#1
so me and my friend were jamming today, and we were playing in A so we were taking turns playing lead over a basic chord progression, i cant remember what it was.
when i was playing i was really just winging it, just playing random notes of the scale, and at some points i thought that it really didnt sound very good. i dont know most of the notes im playing, im trying to slowly transition that in. but even if i did, i wouldnt know what notes sound good with one another. so i guess what im asking for is some advice based on what i wrote
#2
As far as "sounding good" and making melodies, focus first on the pentatonic because those five notes all "sound good" in that there really aren't any dissonances (rough sounds) in the scale.

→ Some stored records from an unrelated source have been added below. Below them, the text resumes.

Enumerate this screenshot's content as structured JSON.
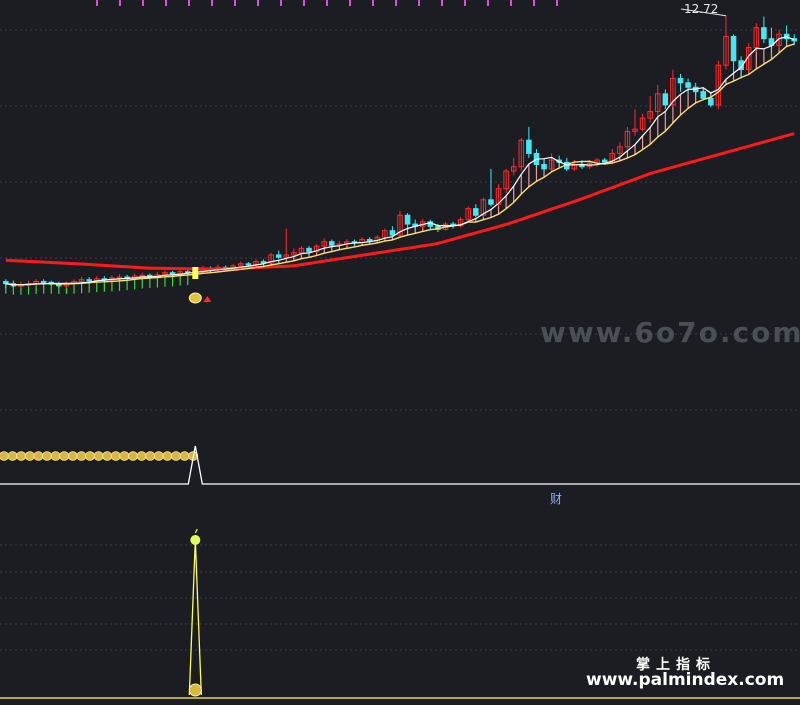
{
  "labels": {
    "price_high": "12.72",
    "indicator": "财",
    "watermark_center": "www.6o7o.com",
    "watermark_cn": "掌上指标",
    "watermark_url": "www.palmindex.com"
  },
  "colors": {
    "background": "#1b1d22",
    "grid": "#3a3f4a",
    "up": "#ff2a2a",
    "down": "#43e8f2",
    "ma_long": "#ff1a1a",
    "ma_mid": "#ffe070",
    "ma_short": "#ffffff",
    "ma_green": "#33dd33",
    "magenta": "#d84fd8",
    "signal": "#ffff55"
  },
  "chart_data": [
    {
      "type": "candlestick",
      "y_min": 5.6,
      "y_max": 12.85,
      "marked_high": 12.72,
      "candles": [
        [
          6.7,
          6.65,
          6.75,
          6.55
        ],
        [
          6.65,
          6.6,
          6.72,
          6.55
        ],
        [
          6.6,
          6.62,
          6.7,
          6.55
        ],
        [
          6.62,
          6.65,
          6.72,
          6.58
        ],
        [
          6.65,
          6.7,
          6.75,
          6.6
        ],
        [
          6.7,
          6.68,
          6.75,
          6.62
        ],
        [
          6.68,
          6.64,
          6.72,
          6.6
        ],
        [
          6.64,
          6.6,
          6.7,
          6.56
        ],
        [
          6.6,
          6.66,
          6.7,
          6.55
        ],
        [
          6.66,
          6.7,
          6.75,
          6.62
        ],
        [
          6.7,
          6.74,
          6.8,
          6.66
        ],
        [
          6.74,
          6.72,
          6.8,
          6.68
        ],
        [
          6.72,
          6.76,
          6.82,
          6.68
        ],
        [
          6.76,
          6.73,
          6.82,
          6.7
        ],
        [
          6.73,
          6.78,
          6.84,
          6.7
        ],
        [
          6.78,
          6.8,
          6.86,
          6.74
        ],
        [
          6.8,
          6.77,
          6.85,
          6.73
        ],
        [
          6.77,
          6.82,
          6.88,
          6.74
        ],
        [
          6.82,
          6.84,
          6.9,
          6.78
        ],
        [
          6.84,
          6.8,
          6.88,
          6.76
        ],
        [
          6.8,
          6.85,
          6.92,
          6.78
        ],
        [
          6.85,
          6.9,
          6.95,
          6.8
        ],
        [
          6.9,
          6.86,
          6.94,
          6.82
        ],
        [
          6.86,
          6.92,
          6.98,
          6.84
        ],
        [
          6.92,
          6.9,
          6.96,
          6.86
        ],
        [
          6.9,
          6.95,
          7.0,
          6.86
        ],
        [
          6.95,
          7.0,
          7.05,
          6.9
        ],
        [
          7.0,
          6.96,
          7.04,
          6.92
        ],
        [
          6.96,
          7.02,
          7.08,
          6.94
        ],
        [
          7.02,
          6.98,
          7.06,
          6.94
        ],
        [
          6.98,
          7.05,
          7.1,
          6.95
        ],
        [
          7.05,
          7.1,
          7.15,
          7.0
        ],
        [
          7.1,
          7.08,
          7.14,
          7.04
        ],
        [
          7.08,
          7.15,
          7.2,
          7.05
        ],
        [
          7.15,
          7.12,
          7.2,
          7.08
        ],
        [
          7.12,
          7.3,
          7.35,
          7.1
        ],
        [
          7.3,
          7.25,
          7.4,
          7.2
        ],
        [
          7.25,
          7.3,
          7.9,
          7.2
        ],
        [
          7.3,
          7.35,
          7.45,
          7.25
        ],
        [
          7.35,
          7.45,
          7.5,
          7.3
        ],
        [
          7.45,
          7.38,
          7.5,
          7.3
        ],
        [
          7.38,
          7.5,
          7.55,
          7.35
        ],
        [
          7.5,
          7.6,
          7.68,
          7.45
        ],
        [
          7.6,
          7.52,
          7.65,
          7.48
        ],
        [
          7.52,
          7.55,
          7.62,
          7.5
        ],
        [
          7.55,
          7.6,
          7.66,
          7.5
        ],
        [
          7.6,
          7.58,
          7.65,
          7.52
        ],
        [
          7.58,
          7.65,
          7.7,
          7.55
        ],
        [
          7.65,
          7.62,
          7.7,
          7.58
        ],
        [
          7.62,
          7.7,
          7.75,
          7.6
        ],
        [
          7.7,
          7.85,
          7.9,
          7.65
        ],
        [
          7.85,
          7.75,
          7.95,
          7.7
        ],
        [
          7.75,
          8.2,
          8.3,
          7.7
        ],
        [
          8.2,
          8.0,
          8.25,
          7.9
        ],
        [
          8.0,
          7.95,
          8.1,
          7.85
        ],
        [
          7.95,
          8.05,
          8.12,
          7.9
        ],
        [
          8.05,
          7.95,
          8.1,
          7.88
        ],
        [
          7.95,
          7.88,
          8.0,
          7.82
        ],
        [
          7.88,
          8.0,
          8.05,
          7.85
        ],
        [
          8.0,
          7.96,
          8.05,
          7.9
        ],
        [
          7.96,
          8.1,
          8.15,
          7.92
        ],
        [
          8.1,
          8.35,
          8.4,
          8.05
        ],
        [
          8.35,
          8.2,
          8.45,
          8.15
        ],
        [
          8.2,
          8.55,
          8.6,
          8.15
        ],
        [
          8.55,
          8.45,
          9.25,
          8.4
        ],
        [
          8.45,
          8.8,
          8.9,
          8.4
        ],
        [
          8.8,
          9.2,
          9.25,
          8.7
        ],
        [
          9.2,
          9.3,
          9.5,
          9.1
        ],
        [
          9.3,
          9.9,
          9.95,
          9.2
        ],
        [
          9.9,
          9.6,
          10.2,
          9.5
        ],
        [
          9.6,
          9.35,
          9.7,
          9.3
        ],
        [
          9.35,
          9.25,
          9.45,
          9.2
        ],
        [
          9.25,
          9.45,
          9.6,
          9.2
        ],
        [
          9.45,
          9.4,
          9.55,
          9.3
        ],
        [
          9.4,
          9.25,
          9.5,
          9.2
        ],
        [
          9.25,
          9.35,
          9.45,
          9.2
        ],
        [
          9.35,
          9.3,
          9.45,
          9.25
        ],
        [
          9.3,
          9.38,
          9.45,
          9.25
        ],
        [
          9.38,
          9.45,
          9.5,
          9.3
        ],
        [
          9.45,
          9.4,
          9.5,
          9.35
        ],
        [
          9.4,
          9.6,
          9.7,
          9.35
        ],
        [
          9.6,
          9.75,
          9.85,
          9.5
        ],
        [
          9.75,
          10.1,
          10.2,
          9.7
        ],
        [
          10.1,
          10.15,
          10.6,
          10.0
        ],
        [
          10.15,
          10.4,
          10.5,
          10.1
        ],
        [
          10.4,
          10.55,
          10.9,
          10.3
        ],
        [
          10.55,
          10.95,
          11.15,
          10.45
        ],
        [
          10.95,
          10.7,
          11.05,
          10.6
        ],
        [
          10.7,
          11.3,
          11.5,
          10.65
        ],
        [
          11.3,
          11.2,
          11.4,
          11.0
        ],
        [
          11.2,
          11.1,
          11.3,
          10.95
        ],
        [
          11.1,
          11.0,
          11.2,
          10.9
        ],
        [
          11.0,
          10.85,
          11.1,
          10.8
        ],
        [
          10.85,
          10.7,
          11.0,
          10.65
        ],
        [
          10.7,
          11.6,
          11.7,
          10.6
        ],
        [
          11.6,
          12.25,
          12.72,
          11.5
        ],
        [
          12.25,
          11.7,
          12.3,
          11.4
        ],
        [
          11.7,
          11.5,
          11.8,
          11.3
        ],
        [
          11.5,
          12.0,
          12.1,
          11.4
        ],
        [
          12.0,
          12.45,
          12.55,
          11.9
        ],
        [
          12.45,
          12.2,
          12.7,
          12.1
        ],
        [
          12.2,
          12.05,
          12.45,
          11.9
        ],
        [
          12.05,
          12.3,
          12.4,
          11.95
        ],
        [
          12.3,
          12.2,
          12.5,
          12.1
        ],
        [
          12.2,
          12.15,
          12.3,
          12.05
        ]
      ],
      "ma_long_levels": [
        7.18,
        7.1,
        7.0,
        6.98,
        7.05,
        7.3,
        7.55,
        8.0,
        8.55,
        9.15,
        9.6,
        10.05
      ],
      "signal_marker_index": 25
    },
    {
      "type": "line",
      "name": "indicator",
      "spike_index": 25
    }
  ]
}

If you play a G# against an A (both notes are in A of course), it will sound very bad! Of course Jazz players often use this to build tension, but you'll learn about that later.

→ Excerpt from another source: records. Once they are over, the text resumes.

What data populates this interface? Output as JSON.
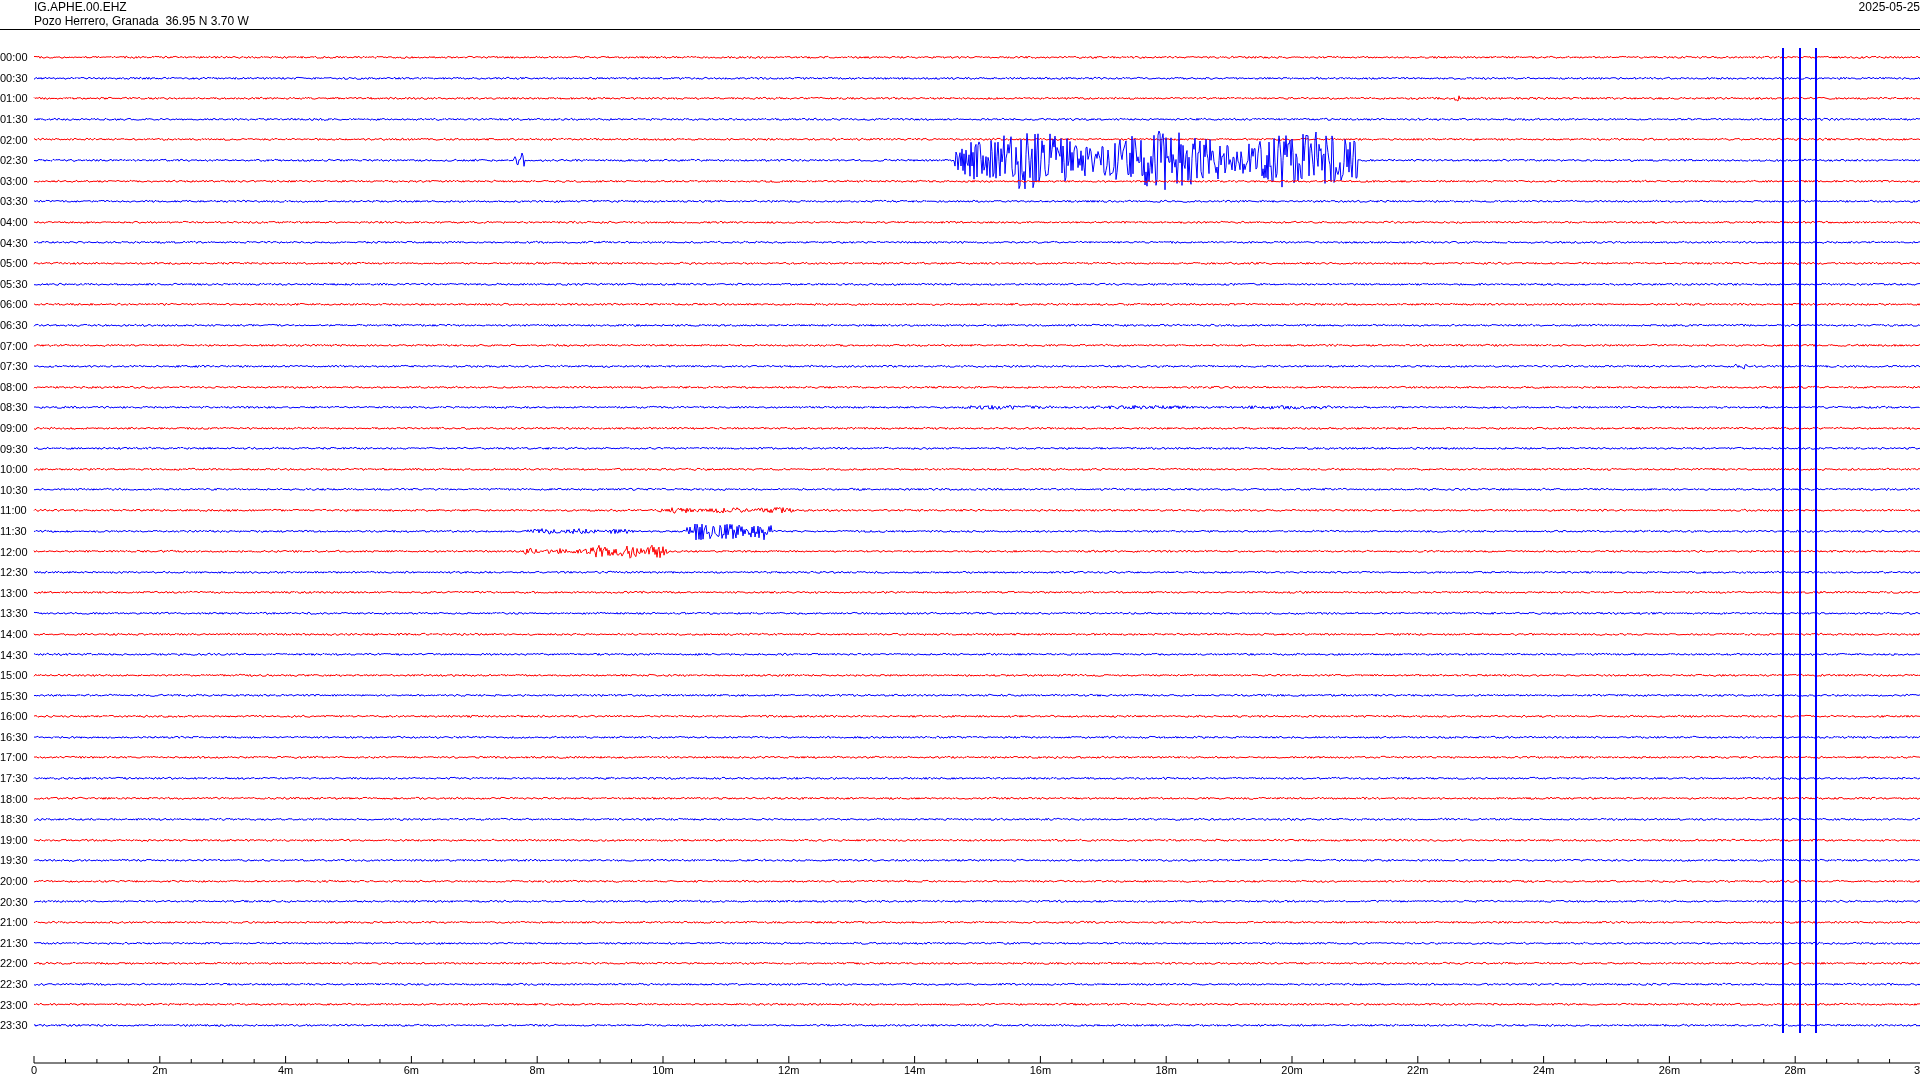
{
  "header": {
    "station": "IG.APHE.00.EHZ",
    "location": "Pozo Herrero, Granada  36.95 N 3.70 W",
    "date": "2025-05-25"
  },
  "traces": [
    {
      "label": "00:00",
      "color": "#ff0000"
    },
    {
      "label": "00:30",
      "color": "#0000ff"
    },
    {
      "label": "01:00",
      "color": "#ff0000"
    },
    {
      "label": "01:30",
      "color": "#0000ff"
    },
    {
      "label": "02:00",
      "color": "#ff0000"
    },
    {
      "label": "02:30",
      "color": "#0000ff"
    },
    {
      "label": "03:00",
      "color": "#ff0000"
    },
    {
      "label": "03:30",
      "color": "#0000ff"
    },
    {
      "label": "04:00",
      "color": "#ff0000"
    },
    {
      "label": "04:30",
      "color": "#0000ff"
    },
    {
      "label": "05:00",
      "color": "#ff0000"
    },
    {
      "label": "05:30",
      "color": "#0000ff"
    },
    {
      "label": "06:00",
      "color": "#ff0000"
    },
    {
      "label": "06:30",
      "color": "#0000ff"
    },
    {
      "label": "07:00",
      "color": "#ff0000"
    },
    {
      "label": "07:30",
      "color": "#0000ff"
    },
    {
      "label": "08:00",
      "color": "#ff0000"
    },
    {
      "label": "08:30",
      "color": "#0000ff"
    },
    {
      "label": "09:00",
      "color": "#ff0000"
    },
    {
      "label": "09:30",
      "color": "#0000ff"
    },
    {
      "label": "10:00",
      "color": "#ff0000"
    },
    {
      "label": "10:30",
      "color": "#0000ff"
    },
    {
      "label": "11:00",
      "color": "#ff0000"
    },
    {
      "label": "11:30",
      "color": "#0000ff"
    },
    {
      "label": "12:00",
      "color": "#ff0000"
    },
    {
      "label": "12:30",
      "color": "#0000ff"
    },
    {
      "label": "13:00",
      "color": "#ff0000"
    },
    {
      "label": "13:30",
      "color": "#0000ff"
    },
    {
      "label": "14:00",
      "color": "#ff0000"
    },
    {
      "label": "14:30",
      "color": "#0000ff"
    },
    {
      "label": "15:00",
      "color": "#ff0000"
    },
    {
      "label": "15:30",
      "color": "#0000ff"
    },
    {
      "label": "16:00",
      "color": "#ff0000"
    },
    {
      "label": "16:30",
      "color": "#0000ff"
    },
    {
      "label": "17:00",
      "color": "#ff0000"
    },
    {
      "label": "17:30",
      "color": "#0000ff"
    },
    {
      "label": "18:00",
      "color": "#ff0000"
    },
    {
      "label": "18:30",
      "color": "#0000ff"
    },
    {
      "label": "19:00",
      "color": "#ff0000"
    },
    {
      "label": "19:30",
      "color": "#0000ff"
    },
    {
      "label": "20:00",
      "color": "#ff0000"
    },
    {
      "label": "20:30",
      "color": "#0000ff"
    },
    {
      "label": "21:00",
      "color": "#ff0000"
    },
    {
      "label": "21:30",
      "color": "#0000ff"
    },
    {
      "label": "22:00",
      "color": "#ff0000"
    },
    {
      "label": "22:30",
      "color": "#0000ff"
    },
    {
      "label": "23:00",
      "color": "#ff0000"
    },
    {
      "label": "23:30",
      "color": "#0000ff"
    }
  ],
  "axis": {
    "ticks": [
      "0",
      "2m",
      "4m",
      "6m",
      "8m",
      "10m",
      "12m",
      "14m",
      "16m",
      "18m",
      "20m",
      "22m",
      "24m",
      "26m",
      "28m",
      "3"
    ]
  }
}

To me scales are less important/valuable than arpeggios, and in theory, arpeggios are just scales that have fewer notes in them.

Fortunately, playing in pentatonic gives you most of the notes of the major chords of the scale anyway, so a lot of "licks" are arpeggios!

Another thing to try, though, is a pent (the blues scale) off the 5th fret. This is the "dominant" sound, which is a major sound, but a weird one. It's been used forever, but most recognizable as Blues.

Try the exact same scale on the 2nd fret, F#, and you're in F# min pent, which is a harmonic pentatonic scale in the key.

Try messing around with

0
0
0
0---2
02/4
0

That sort of idea sounds great over A Major.

Over DMajor, try the same one string higher.

That should give you some more ideas to mess with. Good luck!
"Virtually no one who is taught Relativity continues to read the Bible."

#3
Well, you didn't give us much to go on, other than you were jamming in A. With that, let me say that ear training, scale training and being able to improvise are really key. Try downloading some practice tracks, or jam tracks, and work on those. Part of my evening practice routine is to use jam tracks for about an hour. Don't hold back. Nothing is a mistake. You'll play some things that sound cool and you'll play some things that sound like crap. Do this for awhile and I guarantee you'll improve.
#4
thanks so much Bubonic Chronic (great username), you also answered my other question on why the pentatonic scale would be used instead of the major scale